BEGIN GIVEN DATA

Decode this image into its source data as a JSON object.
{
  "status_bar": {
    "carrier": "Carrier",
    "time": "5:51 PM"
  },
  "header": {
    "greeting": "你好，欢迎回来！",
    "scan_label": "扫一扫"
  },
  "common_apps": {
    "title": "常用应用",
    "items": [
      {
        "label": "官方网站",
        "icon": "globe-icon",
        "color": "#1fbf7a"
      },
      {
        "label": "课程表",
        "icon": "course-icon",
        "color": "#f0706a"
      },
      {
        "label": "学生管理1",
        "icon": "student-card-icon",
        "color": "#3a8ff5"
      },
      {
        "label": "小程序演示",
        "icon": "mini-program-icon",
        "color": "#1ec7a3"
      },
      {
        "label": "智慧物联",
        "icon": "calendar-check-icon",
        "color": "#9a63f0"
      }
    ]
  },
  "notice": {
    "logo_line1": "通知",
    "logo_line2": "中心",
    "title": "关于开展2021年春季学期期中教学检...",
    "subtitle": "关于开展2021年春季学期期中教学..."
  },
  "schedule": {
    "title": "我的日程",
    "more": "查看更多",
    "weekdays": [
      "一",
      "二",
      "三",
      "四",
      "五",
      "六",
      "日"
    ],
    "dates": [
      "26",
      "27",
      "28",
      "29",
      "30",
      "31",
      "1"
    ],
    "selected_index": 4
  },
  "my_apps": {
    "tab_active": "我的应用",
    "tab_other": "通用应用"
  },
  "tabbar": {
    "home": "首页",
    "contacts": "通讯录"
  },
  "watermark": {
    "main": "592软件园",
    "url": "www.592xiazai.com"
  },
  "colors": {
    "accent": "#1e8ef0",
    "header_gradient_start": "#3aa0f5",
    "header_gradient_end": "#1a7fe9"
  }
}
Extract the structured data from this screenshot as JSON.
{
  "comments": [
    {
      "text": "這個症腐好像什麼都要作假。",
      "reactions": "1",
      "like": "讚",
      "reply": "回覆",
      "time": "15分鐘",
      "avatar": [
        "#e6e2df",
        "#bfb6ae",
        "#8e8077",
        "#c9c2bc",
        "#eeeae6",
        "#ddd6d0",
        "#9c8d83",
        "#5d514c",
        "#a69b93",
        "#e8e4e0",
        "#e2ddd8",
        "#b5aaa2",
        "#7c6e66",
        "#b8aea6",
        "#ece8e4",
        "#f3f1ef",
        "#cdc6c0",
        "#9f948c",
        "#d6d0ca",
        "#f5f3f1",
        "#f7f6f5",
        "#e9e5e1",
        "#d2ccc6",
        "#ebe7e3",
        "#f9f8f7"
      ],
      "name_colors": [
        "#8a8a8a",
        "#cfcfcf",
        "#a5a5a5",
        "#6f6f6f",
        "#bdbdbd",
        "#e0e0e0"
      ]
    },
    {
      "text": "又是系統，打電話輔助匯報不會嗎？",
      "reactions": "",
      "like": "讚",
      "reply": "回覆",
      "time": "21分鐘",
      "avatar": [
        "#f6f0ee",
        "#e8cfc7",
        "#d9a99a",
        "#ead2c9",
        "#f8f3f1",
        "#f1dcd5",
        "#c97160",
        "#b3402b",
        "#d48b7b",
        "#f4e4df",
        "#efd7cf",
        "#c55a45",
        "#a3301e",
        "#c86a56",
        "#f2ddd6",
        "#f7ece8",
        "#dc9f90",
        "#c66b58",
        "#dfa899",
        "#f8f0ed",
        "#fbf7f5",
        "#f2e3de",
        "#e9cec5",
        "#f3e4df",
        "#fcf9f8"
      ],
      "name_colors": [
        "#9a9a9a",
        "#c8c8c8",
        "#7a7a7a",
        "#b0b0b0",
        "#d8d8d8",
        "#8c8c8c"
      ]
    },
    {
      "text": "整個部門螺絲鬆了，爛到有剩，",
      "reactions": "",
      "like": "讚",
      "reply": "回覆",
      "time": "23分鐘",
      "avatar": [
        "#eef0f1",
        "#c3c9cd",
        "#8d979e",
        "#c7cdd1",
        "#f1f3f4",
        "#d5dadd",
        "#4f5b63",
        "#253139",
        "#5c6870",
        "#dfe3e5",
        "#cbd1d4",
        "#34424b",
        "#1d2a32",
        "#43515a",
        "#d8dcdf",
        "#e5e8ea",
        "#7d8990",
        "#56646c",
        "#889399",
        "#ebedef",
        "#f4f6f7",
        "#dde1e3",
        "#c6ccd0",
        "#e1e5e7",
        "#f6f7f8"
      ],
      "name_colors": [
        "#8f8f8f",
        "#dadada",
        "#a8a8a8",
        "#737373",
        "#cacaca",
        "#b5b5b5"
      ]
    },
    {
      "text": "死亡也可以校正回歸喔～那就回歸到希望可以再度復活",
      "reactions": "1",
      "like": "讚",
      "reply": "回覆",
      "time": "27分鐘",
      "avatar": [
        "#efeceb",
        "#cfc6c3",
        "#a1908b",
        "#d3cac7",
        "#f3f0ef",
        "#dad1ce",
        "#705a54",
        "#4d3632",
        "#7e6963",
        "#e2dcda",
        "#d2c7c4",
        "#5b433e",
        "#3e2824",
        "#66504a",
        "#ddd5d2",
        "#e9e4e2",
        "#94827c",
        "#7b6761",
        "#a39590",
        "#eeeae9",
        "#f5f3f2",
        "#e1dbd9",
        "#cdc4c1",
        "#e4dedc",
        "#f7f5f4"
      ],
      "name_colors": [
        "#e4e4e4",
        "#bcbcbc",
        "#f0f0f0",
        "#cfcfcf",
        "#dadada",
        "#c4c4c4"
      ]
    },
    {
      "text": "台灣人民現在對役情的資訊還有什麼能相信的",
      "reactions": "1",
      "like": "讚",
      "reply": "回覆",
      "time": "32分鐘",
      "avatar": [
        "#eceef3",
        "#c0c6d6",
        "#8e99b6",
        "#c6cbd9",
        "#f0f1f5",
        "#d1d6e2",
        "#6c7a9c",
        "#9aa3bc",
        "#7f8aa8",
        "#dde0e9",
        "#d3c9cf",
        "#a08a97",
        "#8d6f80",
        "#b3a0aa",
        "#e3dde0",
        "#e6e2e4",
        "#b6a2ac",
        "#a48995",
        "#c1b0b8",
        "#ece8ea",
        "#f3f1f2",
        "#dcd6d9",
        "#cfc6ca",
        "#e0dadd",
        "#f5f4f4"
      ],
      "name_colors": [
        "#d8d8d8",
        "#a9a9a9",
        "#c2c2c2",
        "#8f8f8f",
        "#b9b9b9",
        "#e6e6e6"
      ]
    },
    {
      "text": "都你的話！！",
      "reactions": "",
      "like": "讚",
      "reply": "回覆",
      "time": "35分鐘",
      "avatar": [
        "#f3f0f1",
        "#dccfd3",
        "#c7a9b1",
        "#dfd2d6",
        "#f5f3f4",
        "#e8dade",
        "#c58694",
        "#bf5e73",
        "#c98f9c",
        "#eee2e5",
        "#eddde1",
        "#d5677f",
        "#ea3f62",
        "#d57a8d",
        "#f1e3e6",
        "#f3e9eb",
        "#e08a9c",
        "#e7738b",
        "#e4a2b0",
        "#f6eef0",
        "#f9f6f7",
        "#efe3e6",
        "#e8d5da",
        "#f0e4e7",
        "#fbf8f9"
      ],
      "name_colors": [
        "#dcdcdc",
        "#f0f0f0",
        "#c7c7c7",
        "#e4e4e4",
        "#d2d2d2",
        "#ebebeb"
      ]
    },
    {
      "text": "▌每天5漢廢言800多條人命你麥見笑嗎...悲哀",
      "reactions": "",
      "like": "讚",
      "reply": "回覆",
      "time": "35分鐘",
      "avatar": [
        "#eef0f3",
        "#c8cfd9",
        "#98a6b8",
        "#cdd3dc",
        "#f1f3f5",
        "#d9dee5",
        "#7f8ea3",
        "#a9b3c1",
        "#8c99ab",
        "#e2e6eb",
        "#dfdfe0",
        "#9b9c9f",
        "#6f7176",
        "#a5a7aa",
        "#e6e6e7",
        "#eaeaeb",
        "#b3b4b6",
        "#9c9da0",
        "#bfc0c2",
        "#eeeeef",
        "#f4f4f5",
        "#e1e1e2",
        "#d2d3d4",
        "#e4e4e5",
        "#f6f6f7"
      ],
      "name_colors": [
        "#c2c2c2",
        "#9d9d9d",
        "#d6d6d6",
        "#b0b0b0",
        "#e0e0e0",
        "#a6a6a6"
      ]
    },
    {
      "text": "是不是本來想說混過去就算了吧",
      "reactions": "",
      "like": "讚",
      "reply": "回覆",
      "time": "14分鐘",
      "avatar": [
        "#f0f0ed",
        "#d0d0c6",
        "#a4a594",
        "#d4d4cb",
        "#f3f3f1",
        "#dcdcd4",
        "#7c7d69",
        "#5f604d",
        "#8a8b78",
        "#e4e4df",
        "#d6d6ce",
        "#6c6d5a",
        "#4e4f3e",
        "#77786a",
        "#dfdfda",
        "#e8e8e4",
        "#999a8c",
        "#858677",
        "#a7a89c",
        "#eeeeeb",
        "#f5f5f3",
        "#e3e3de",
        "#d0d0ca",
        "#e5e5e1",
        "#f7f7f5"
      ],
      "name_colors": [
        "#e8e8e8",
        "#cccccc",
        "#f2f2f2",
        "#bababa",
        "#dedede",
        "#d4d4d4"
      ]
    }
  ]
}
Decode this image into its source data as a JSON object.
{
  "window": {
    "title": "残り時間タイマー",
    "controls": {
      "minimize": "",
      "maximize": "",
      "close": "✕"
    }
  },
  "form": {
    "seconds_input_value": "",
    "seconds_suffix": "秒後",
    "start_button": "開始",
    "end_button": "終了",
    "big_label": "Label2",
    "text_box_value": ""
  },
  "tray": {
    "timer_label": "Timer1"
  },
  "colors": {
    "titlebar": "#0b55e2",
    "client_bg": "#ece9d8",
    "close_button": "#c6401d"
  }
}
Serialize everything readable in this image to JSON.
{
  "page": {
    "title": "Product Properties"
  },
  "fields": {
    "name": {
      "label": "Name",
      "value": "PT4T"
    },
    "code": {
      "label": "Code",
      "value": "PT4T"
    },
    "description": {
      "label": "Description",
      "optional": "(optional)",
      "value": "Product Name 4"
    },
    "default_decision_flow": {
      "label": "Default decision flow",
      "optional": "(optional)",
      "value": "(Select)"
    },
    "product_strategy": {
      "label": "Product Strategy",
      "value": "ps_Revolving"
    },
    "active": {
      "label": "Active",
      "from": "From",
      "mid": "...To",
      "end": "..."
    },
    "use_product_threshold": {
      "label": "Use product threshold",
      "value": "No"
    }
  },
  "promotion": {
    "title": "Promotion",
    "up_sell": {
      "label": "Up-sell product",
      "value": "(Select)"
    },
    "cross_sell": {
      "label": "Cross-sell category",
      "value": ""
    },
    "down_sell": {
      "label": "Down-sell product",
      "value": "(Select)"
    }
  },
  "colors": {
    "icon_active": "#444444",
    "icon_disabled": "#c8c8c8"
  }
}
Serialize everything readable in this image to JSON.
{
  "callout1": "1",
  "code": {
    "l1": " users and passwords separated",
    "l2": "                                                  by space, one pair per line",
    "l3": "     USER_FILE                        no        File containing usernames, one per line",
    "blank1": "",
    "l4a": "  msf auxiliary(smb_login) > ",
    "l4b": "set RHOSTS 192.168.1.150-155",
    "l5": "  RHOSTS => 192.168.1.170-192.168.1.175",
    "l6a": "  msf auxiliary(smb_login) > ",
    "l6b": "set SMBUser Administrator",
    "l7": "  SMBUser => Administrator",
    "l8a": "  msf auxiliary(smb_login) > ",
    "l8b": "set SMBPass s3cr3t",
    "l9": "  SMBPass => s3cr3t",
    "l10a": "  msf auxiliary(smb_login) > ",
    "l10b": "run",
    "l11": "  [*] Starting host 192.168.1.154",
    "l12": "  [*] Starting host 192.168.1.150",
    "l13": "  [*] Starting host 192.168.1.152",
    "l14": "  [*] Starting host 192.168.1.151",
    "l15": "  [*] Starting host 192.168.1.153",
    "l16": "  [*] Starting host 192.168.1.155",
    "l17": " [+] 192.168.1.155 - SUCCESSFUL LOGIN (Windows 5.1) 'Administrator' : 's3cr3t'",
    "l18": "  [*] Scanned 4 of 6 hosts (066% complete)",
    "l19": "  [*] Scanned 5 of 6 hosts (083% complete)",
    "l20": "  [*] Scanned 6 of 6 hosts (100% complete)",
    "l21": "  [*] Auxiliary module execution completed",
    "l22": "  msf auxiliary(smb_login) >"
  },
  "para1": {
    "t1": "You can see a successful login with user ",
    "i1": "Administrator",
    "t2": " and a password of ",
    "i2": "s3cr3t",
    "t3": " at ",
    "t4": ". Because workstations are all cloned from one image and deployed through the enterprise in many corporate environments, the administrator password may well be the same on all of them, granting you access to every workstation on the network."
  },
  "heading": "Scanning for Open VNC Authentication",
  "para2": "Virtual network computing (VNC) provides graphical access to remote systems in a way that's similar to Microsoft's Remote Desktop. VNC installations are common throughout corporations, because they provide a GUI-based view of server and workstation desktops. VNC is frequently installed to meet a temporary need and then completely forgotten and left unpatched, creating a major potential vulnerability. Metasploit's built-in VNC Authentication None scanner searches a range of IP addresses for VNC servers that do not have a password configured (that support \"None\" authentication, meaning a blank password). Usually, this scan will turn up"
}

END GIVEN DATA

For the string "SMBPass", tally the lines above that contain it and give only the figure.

2